Thursday, April 28, 2011
Quiet spring in Big 12 could set up loud fall
By David Ubben
Dominance last April meant irrelevance this January for the Big 12.
The NFL draft is just hours away, and this time last year, the league was bracing for a historic night. By the end of the night, nine Big 12 players were first-round draft picks and five of the draft's first six selections were from Big 12 programs.
But last season, the Big 12 paid the price for the talent drain.
Oklahoma receiver Ryan Broyles is among the long list of stars returning to the Big 12 next season.
Heading into 2011, the league looked like it would be lacking a real national-title contender. By Halloween, it proved it.
Missouri trailed 24-0 after the first quarter of a loss Nebraska on Oct. 30.
With five weeks still left in the season, the Big 12 didn't have an undefeated team remaining, left far on the outside of a national-title race that ended with three undefeated teams heading into the bowl season.
No team finished with fewer than two losses, and just one team earned a BCS bowl bid. Oklahoma's 48-20 trouncing of UConn was easily the least attractive matchup on the BCS docket, too.
For a league that had a participant in the national-title game in five of the past seven seasons, even the parity that produced five top 25 teams by season's end did little to prevent 2010 from being cast as a down year nationally.
That likely won't be the case next season.
Tonight, the Big 12 could have as many as five first-round picks. Of those five, though, just three left school early, and of those three, none came from the favorites to win the Big 12 crown in 2011.
Texas A&M will say goodbye to a program legend in Von Miller. Missouri will do the same for Blaine Gabbert, who left after his junior season.
But besides that pair, the league returns nearly all its premier stars.
Oklahoma's Travis Lewis and Ryan Broyles decided to stick around for their senior seasons, giving the Sooners a pair of four-year starters bent on making a second appearance in the national-title game during their careers--and winning it this time.
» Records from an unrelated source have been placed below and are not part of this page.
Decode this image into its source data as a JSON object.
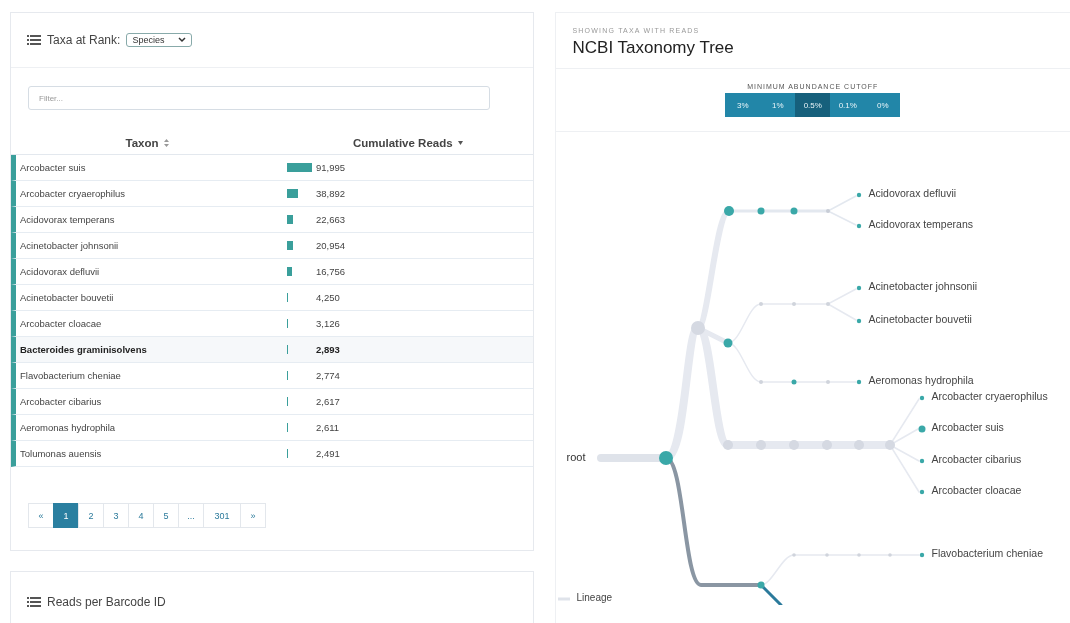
{
  "taxa_panel": {
    "title": "Taxa at Rank:",
    "rank_select": {
      "value": "Species"
    },
    "filter": {
      "placeholder": "Filter..."
    },
    "columns": [
      "Taxon",
      "Cumulative Reads"
    ],
    "rows": [
      {
        "taxon": "Arcobacter suis",
        "reads": "91,995",
        "selected": false
      },
      {
        "taxon": "Arcobacter cryaerophilus",
        "reads": "38,892",
        "selected": false
      },
      {
        "taxon": "Acidovorax temperans",
        "reads": "22,663",
        "selected": false
      },
      {
        "taxon": "Acinetobacter johnsonii",
        "reads": "20,954",
        "selected": false
      },
      {
        "taxon": "Acidovorax defluvii",
        "reads": "16,756",
        "selected": false
      },
      {
        "taxon": "Acinetobacter bouvetii",
        "reads": "4,250",
        "selected": false
      },
      {
        "taxon": "Arcobacter cloacae",
        "reads": "3,126",
        "selected": false
      },
      {
        "taxon": "Bacteroides graminisolvens",
        "reads": "2,893",
        "selected": true
      },
      {
        "taxon": "Flavobacterium cheniae",
        "reads": "2,774",
        "selected": false
      },
      {
        "taxon": "Arcobacter cibarius",
        "reads": "2,617",
        "selected": false
      },
      {
        "taxon": "Aeromonas hydrophila",
        "reads": "2,611",
        "selected": false
      },
      {
        "taxon": "Tolumonas auensis",
        "reads": "2,491",
        "selected": false
      }
    ],
    "pagination": [
      {
        "label": "«",
        "selected": false
      },
      {
        "label": "1",
        "selected": true
      },
      {
        "label": "2",
        "selected": false
      },
      {
        "label": "3",
        "selected": false
      },
      {
        "label": "4",
        "selected": false
      },
      {
        "label": "5",
        "selected": false
      },
      {
        "label": "...",
        "selected": false
      },
      {
        "label": "301",
        "selected": false
      },
      {
        "label": "»",
        "selected": false
      }
    ]
  },
  "reads_panel": {
    "title": "Reads per Barcode ID"
  },
  "tree_panel": {
    "eyebrow": "SHOWING TAXA WITH READS",
    "title": "NCBI Taxonomy Tree",
    "cutoff_label": "MINIMUM ABUNDANCE CUTOFF",
    "cutoffs": [
      {
        "label": "3%",
        "selected": false
      },
      {
        "label": "1%",
        "selected": false
      },
      {
        "label": "0.5%",
        "selected": true
      },
      {
        "label": "0.1%",
        "selected": false
      },
      {
        "label": "0%",
        "selected": false
      }
    ],
    "root_label": "root",
    "leaves": [
      "Acidovorax defluvii",
      "Acidovorax temperans",
      "Acinetobacter johnsonii",
      "Acinetobacter bouvetii",
      "Aeromonas hydrophila",
      "Arcobacter cryaerophilus",
      "Arcobacter suis",
      "Arcobacter cibarius",
      "Arcobacter cloacae",
      "Flavobacterium cheniae"
    ],
    "legend_label": "Lineage"
  }
}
They'll likely start the season atop the polls.
Oklahoma State's Brandon Weeden, the Big 12's first-team all-conference quarterback, and his top receiver, Biletnikoff Award winner Justin Blackmon, returned to give the Cowboys' high-powered offense a good shot of starting inside the top 10 and possible national-title hopes.
Texas A&M receiver Jeff Fuller followed his teammate Miller's lead, returning for his senior season to help the Aggies offense chase the Big 12 title that narrowly eluded them last season -- and perhaps more.
Gabbert and Miller could both be gone in the top five picks on Thursday, but the real story for the Big 12 this time around is who isn't in the draft.
Next fall -- or January, rather -- those decisions could pay off for everyone.
Texas A&M will say goodbye to a program legend in <a href="http://insider.espn.go.com/nfl/draft/player/_/id/27009/von-miller">Von Miller</a>. Missouri will do the same for <a href="http://insider.espn.go.com/nfl/draft/player/_/id/27028/blaine-gabbert">Blaine Gabbert</a>, who left after his junior season.